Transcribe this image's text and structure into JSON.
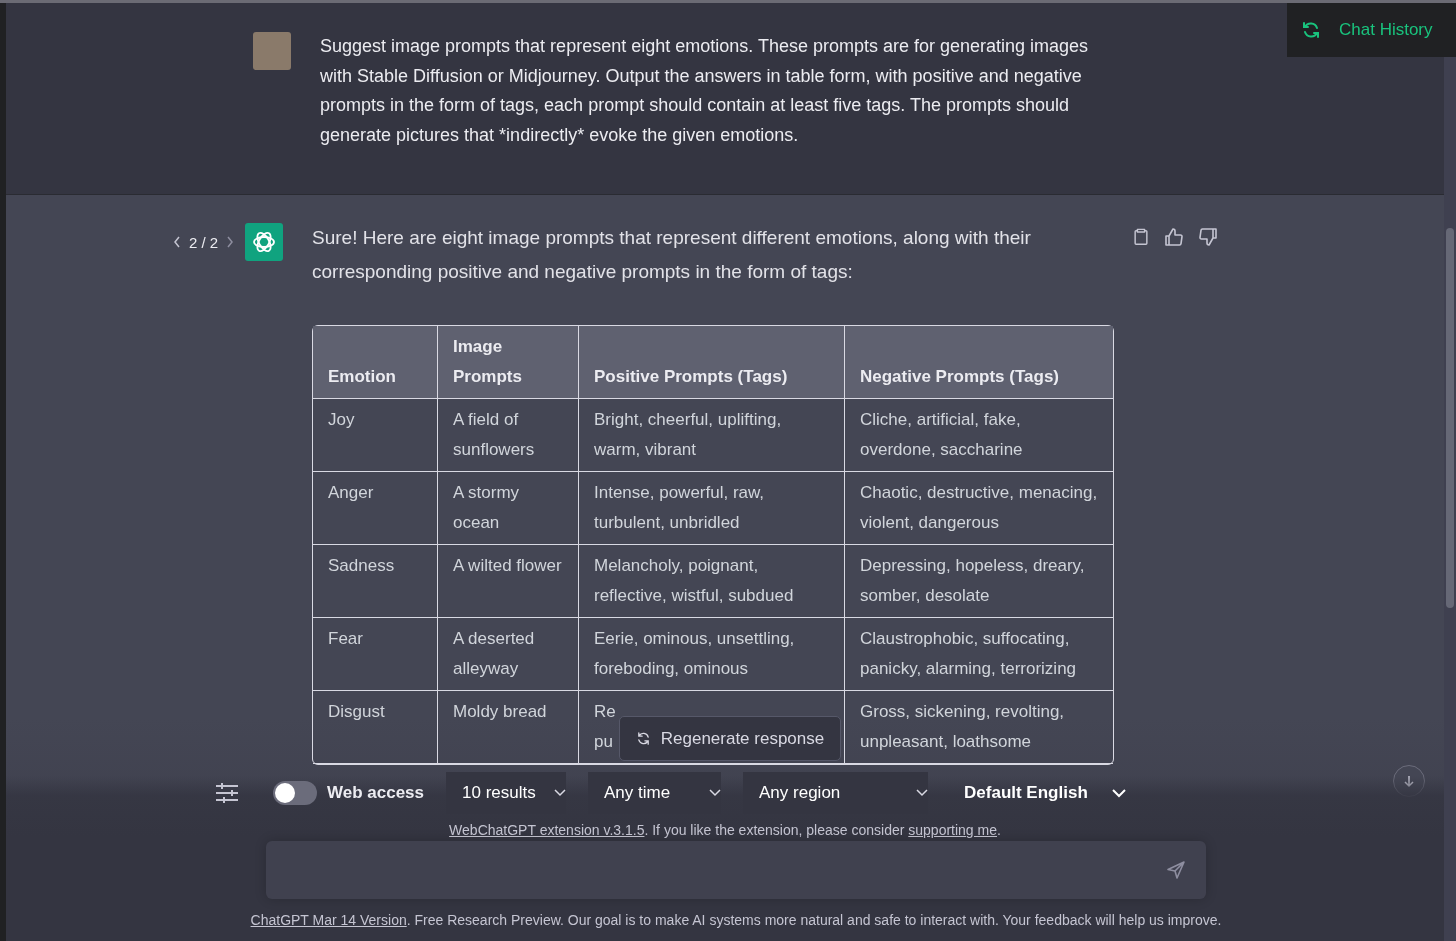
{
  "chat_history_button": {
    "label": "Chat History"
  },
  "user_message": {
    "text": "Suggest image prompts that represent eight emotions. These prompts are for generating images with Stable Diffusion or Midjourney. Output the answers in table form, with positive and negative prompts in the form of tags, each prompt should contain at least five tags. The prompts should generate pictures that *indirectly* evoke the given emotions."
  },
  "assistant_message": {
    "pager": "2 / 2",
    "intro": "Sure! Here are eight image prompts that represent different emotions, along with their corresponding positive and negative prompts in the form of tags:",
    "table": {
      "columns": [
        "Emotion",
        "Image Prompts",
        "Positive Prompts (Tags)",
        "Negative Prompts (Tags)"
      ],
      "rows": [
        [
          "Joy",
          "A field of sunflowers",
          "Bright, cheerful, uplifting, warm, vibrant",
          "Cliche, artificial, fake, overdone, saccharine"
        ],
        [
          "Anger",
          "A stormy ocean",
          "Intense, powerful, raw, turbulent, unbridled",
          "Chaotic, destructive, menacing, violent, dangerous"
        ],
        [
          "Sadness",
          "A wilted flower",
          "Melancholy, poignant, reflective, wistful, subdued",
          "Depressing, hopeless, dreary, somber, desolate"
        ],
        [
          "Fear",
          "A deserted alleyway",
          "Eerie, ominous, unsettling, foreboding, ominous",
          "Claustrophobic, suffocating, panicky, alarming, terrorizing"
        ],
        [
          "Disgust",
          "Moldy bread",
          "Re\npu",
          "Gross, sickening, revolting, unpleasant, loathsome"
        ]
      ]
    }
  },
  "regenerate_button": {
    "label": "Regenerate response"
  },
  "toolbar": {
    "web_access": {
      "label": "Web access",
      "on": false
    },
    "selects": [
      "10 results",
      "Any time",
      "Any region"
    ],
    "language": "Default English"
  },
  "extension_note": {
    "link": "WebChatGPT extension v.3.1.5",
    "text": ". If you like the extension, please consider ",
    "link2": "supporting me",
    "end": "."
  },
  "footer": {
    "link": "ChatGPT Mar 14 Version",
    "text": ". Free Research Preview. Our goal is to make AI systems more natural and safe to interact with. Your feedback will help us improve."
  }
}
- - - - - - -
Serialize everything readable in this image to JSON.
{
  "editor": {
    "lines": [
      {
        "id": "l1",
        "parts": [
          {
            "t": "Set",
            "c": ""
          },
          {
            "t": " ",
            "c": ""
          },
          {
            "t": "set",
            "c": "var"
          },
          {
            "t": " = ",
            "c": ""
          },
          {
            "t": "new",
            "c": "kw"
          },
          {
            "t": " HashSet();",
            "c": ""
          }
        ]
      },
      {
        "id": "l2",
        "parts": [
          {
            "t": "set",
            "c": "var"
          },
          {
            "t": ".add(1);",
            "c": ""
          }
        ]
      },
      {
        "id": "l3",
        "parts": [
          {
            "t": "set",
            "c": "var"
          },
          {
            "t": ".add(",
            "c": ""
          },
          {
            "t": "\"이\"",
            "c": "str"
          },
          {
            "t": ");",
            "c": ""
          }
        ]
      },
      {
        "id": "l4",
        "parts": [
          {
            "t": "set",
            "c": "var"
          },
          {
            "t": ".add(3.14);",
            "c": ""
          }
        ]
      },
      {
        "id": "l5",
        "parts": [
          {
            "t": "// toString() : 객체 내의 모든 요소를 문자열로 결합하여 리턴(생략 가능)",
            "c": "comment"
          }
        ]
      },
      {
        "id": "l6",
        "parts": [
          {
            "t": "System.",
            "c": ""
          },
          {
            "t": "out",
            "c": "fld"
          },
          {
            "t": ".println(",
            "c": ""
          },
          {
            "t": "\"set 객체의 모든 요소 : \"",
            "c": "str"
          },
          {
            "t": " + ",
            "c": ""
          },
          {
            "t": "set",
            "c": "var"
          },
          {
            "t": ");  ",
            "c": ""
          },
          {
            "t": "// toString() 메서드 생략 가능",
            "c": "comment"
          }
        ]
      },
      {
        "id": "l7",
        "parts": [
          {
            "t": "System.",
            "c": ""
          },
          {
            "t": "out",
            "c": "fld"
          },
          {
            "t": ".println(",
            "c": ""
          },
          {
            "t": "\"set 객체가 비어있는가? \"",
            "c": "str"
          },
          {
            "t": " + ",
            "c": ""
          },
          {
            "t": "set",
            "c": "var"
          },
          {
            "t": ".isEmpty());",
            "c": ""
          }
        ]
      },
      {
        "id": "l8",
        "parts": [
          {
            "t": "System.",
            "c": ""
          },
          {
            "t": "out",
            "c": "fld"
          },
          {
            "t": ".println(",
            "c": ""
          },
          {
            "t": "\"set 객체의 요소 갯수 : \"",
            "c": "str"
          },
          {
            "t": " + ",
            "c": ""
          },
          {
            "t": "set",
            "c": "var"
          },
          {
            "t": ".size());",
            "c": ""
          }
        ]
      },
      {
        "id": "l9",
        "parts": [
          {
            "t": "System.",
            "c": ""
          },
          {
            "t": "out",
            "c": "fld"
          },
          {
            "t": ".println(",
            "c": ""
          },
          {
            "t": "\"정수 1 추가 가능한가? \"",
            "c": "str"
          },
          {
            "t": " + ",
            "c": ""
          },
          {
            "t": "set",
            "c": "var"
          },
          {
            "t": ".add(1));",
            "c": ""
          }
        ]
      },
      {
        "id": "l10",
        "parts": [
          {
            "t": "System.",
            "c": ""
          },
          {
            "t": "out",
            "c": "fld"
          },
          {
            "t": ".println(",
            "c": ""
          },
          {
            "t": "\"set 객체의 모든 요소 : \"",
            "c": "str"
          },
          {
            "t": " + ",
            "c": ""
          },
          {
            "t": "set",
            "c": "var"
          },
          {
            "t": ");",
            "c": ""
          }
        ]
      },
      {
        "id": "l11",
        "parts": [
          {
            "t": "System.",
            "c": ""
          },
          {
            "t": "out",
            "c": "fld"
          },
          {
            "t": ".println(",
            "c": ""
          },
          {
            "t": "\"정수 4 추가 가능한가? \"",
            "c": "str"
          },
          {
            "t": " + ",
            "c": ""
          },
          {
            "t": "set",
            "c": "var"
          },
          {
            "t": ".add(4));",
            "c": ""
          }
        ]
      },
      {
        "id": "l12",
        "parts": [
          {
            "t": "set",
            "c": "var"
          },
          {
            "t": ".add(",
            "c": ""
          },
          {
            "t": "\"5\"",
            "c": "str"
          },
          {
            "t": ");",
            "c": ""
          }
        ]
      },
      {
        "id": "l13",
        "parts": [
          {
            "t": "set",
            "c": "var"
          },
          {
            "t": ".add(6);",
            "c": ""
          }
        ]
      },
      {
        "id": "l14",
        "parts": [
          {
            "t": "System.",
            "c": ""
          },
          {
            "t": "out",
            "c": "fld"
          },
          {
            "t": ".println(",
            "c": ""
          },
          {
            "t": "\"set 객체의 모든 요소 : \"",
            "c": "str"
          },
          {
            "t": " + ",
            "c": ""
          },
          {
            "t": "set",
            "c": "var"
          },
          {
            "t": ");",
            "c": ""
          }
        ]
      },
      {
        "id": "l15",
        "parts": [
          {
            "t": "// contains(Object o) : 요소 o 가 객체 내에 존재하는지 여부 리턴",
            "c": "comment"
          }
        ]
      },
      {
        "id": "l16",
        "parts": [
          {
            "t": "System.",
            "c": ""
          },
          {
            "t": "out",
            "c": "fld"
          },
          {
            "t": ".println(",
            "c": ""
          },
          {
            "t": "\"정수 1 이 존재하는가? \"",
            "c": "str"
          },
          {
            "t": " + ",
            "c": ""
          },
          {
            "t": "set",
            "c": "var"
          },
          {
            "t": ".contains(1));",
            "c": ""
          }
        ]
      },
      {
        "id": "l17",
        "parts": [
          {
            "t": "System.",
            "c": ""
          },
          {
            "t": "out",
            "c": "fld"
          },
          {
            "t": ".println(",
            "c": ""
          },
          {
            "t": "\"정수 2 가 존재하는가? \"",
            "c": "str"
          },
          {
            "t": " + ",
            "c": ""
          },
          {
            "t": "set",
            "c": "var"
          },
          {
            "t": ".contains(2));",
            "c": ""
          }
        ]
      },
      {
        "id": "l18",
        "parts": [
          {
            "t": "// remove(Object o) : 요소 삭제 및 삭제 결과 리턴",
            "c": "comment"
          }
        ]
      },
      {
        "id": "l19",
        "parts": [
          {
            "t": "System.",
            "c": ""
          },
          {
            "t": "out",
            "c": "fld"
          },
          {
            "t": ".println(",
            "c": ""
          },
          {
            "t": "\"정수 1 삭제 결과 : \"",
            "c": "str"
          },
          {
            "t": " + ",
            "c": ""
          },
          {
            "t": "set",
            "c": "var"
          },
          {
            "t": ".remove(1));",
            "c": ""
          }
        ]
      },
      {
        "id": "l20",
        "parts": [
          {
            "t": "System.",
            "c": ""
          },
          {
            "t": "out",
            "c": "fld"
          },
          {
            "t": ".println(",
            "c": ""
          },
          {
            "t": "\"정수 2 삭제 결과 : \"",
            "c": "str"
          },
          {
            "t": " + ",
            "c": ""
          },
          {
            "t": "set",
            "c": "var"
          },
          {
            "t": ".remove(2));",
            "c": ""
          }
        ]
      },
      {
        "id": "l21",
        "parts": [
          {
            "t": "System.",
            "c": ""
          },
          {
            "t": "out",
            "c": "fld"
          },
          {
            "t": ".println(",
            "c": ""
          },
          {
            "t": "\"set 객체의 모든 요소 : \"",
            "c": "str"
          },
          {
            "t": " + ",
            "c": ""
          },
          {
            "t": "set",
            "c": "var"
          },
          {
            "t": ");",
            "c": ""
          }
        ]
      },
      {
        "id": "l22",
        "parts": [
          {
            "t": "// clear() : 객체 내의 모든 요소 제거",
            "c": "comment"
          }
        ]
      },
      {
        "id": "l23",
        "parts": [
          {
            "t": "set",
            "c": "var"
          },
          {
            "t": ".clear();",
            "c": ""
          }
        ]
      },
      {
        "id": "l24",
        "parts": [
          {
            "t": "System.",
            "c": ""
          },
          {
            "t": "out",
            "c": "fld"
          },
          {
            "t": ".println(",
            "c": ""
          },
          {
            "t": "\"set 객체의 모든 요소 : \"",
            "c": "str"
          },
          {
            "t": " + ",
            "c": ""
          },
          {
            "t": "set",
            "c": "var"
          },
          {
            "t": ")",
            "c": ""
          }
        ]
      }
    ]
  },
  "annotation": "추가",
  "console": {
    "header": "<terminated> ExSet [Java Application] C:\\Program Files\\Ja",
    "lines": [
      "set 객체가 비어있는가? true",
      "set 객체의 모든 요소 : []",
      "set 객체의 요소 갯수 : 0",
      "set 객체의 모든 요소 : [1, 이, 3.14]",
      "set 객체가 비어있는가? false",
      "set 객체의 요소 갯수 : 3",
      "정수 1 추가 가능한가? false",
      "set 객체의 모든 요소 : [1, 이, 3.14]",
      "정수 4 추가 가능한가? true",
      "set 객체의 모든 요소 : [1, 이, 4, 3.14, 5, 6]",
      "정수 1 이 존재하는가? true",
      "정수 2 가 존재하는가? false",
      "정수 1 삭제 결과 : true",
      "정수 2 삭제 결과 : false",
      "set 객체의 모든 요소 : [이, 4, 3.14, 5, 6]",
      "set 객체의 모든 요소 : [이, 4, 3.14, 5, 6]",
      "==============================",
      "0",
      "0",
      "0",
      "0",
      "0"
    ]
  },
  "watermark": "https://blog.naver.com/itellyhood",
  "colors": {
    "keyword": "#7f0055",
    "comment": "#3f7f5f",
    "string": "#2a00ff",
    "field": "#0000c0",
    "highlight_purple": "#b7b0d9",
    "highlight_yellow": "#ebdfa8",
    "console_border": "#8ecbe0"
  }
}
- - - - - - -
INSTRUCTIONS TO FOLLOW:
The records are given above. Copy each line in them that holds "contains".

EXERCISE ANSWER:
            "t": "// contains(Object o) : 요소 o 가 객체 내에 존재하는지 여부 리턴",
            "t": ".contains(1));",
            "t": ".contains(2));",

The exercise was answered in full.